Record excerpts.
───

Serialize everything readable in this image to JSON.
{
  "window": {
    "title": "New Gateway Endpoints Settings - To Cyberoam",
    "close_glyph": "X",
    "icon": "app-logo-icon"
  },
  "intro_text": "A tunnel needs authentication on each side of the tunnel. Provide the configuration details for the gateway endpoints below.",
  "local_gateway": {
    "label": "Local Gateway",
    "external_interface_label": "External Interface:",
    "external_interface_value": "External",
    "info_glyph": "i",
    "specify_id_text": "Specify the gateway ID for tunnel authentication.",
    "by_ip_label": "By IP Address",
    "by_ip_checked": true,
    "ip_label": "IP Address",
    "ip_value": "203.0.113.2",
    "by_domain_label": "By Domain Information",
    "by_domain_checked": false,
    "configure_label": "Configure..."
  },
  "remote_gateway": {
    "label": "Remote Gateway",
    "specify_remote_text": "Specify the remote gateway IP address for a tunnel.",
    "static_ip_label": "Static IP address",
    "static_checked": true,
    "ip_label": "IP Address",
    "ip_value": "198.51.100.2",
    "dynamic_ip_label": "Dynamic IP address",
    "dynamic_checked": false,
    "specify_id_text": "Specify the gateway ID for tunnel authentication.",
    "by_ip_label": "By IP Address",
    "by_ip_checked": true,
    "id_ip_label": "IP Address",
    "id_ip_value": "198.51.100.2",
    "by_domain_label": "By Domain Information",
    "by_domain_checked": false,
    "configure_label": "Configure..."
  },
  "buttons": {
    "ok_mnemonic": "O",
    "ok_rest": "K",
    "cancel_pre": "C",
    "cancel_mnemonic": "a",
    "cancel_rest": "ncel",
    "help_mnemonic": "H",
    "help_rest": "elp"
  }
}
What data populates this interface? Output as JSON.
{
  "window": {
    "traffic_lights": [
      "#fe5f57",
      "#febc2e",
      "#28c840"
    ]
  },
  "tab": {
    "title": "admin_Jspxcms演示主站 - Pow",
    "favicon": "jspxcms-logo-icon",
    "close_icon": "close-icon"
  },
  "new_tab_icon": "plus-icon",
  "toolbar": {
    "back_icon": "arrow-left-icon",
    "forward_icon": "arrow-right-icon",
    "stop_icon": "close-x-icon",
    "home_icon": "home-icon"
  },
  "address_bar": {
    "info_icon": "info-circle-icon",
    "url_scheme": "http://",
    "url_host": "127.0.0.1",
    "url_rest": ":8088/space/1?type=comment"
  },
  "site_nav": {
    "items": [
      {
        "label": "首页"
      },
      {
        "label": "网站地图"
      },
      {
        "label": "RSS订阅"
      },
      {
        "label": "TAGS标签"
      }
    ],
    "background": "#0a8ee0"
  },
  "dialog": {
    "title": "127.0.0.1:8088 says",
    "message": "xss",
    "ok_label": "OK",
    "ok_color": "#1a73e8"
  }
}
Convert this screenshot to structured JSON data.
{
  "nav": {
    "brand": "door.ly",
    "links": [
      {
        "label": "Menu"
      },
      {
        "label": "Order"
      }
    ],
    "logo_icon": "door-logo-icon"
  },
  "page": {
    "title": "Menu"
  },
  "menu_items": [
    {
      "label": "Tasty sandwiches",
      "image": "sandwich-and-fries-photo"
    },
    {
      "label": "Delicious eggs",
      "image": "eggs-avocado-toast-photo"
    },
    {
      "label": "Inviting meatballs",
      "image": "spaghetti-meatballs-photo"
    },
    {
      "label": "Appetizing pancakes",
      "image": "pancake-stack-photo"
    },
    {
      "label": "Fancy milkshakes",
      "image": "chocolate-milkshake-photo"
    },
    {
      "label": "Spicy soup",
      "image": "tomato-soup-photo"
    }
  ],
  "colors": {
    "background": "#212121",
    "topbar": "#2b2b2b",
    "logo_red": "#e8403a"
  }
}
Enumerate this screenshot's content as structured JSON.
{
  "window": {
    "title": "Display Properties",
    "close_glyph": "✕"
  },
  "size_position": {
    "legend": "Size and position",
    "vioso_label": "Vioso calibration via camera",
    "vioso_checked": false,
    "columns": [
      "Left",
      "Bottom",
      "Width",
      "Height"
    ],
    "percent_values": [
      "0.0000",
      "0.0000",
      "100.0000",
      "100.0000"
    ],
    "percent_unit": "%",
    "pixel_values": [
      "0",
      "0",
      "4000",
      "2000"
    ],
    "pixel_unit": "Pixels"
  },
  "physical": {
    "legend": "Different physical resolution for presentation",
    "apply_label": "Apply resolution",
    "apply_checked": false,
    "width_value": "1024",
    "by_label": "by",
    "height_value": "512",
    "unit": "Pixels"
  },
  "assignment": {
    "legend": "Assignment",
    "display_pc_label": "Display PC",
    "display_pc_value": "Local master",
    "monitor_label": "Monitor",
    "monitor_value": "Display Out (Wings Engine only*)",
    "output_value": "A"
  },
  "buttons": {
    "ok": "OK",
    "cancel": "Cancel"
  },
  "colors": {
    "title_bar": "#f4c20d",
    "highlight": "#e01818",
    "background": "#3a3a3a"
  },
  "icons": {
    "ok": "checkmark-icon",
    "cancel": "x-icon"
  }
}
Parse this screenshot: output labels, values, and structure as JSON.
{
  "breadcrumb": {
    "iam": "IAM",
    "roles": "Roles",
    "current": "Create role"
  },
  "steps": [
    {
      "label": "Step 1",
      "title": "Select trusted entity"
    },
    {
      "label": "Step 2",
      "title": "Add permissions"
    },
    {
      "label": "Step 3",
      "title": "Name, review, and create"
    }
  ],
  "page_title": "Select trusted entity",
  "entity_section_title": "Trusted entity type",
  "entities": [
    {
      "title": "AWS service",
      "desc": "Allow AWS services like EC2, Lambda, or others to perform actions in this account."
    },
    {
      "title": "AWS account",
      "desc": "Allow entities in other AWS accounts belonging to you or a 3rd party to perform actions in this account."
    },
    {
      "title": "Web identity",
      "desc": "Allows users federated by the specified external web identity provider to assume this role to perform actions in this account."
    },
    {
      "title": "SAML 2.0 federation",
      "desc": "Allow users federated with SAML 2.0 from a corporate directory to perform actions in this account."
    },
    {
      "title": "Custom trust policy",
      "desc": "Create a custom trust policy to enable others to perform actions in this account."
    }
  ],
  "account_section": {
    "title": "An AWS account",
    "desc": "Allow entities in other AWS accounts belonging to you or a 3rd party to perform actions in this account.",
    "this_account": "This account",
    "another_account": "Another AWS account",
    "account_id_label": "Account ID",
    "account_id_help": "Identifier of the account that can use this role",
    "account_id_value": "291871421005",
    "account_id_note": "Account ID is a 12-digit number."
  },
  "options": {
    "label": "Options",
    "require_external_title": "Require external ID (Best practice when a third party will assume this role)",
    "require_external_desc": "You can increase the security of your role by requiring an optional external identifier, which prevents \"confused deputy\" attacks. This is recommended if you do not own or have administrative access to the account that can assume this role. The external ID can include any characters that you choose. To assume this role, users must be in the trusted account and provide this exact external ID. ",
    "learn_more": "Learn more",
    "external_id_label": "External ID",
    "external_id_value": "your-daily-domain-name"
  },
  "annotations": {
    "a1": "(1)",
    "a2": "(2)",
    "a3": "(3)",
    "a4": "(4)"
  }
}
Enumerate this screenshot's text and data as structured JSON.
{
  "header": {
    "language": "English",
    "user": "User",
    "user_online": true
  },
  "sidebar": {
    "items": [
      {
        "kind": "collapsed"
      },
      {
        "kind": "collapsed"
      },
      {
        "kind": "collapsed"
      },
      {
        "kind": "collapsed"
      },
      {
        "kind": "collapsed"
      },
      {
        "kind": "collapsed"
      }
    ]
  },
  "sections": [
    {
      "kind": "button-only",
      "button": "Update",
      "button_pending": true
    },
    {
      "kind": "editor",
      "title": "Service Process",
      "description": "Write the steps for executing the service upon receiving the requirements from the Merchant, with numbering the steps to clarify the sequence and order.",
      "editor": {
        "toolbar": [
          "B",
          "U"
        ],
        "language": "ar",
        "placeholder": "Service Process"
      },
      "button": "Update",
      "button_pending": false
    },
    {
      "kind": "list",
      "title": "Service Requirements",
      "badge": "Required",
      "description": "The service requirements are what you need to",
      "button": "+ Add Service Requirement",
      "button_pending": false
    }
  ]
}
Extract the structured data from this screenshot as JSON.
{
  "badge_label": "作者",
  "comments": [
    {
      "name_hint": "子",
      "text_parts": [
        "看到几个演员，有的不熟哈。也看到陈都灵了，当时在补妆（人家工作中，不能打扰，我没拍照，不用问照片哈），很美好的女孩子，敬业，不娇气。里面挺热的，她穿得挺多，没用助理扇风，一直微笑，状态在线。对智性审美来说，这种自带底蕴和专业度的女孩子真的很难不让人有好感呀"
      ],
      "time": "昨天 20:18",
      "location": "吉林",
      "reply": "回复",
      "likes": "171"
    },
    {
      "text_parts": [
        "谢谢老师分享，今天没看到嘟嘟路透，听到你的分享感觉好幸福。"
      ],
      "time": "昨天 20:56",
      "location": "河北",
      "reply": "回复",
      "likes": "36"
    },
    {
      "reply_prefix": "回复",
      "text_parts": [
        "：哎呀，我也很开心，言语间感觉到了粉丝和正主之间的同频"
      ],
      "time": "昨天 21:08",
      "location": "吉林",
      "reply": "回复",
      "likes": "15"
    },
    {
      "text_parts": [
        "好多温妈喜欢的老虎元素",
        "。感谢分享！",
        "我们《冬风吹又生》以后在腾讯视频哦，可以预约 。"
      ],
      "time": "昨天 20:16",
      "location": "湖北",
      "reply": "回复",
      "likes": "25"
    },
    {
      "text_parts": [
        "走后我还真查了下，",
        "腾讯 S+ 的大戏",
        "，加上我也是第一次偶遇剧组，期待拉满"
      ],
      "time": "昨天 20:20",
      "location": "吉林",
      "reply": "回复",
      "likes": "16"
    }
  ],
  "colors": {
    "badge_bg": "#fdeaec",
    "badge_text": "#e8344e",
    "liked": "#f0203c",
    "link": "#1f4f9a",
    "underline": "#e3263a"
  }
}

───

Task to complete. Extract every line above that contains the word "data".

Task answer.
What data populates this interface? Output as JSON.
Convert this screenshot to structured JSON data.
Enumerate this screenshot's text and data as structured JSON.
Extract the structured data from this screenshot as JSON.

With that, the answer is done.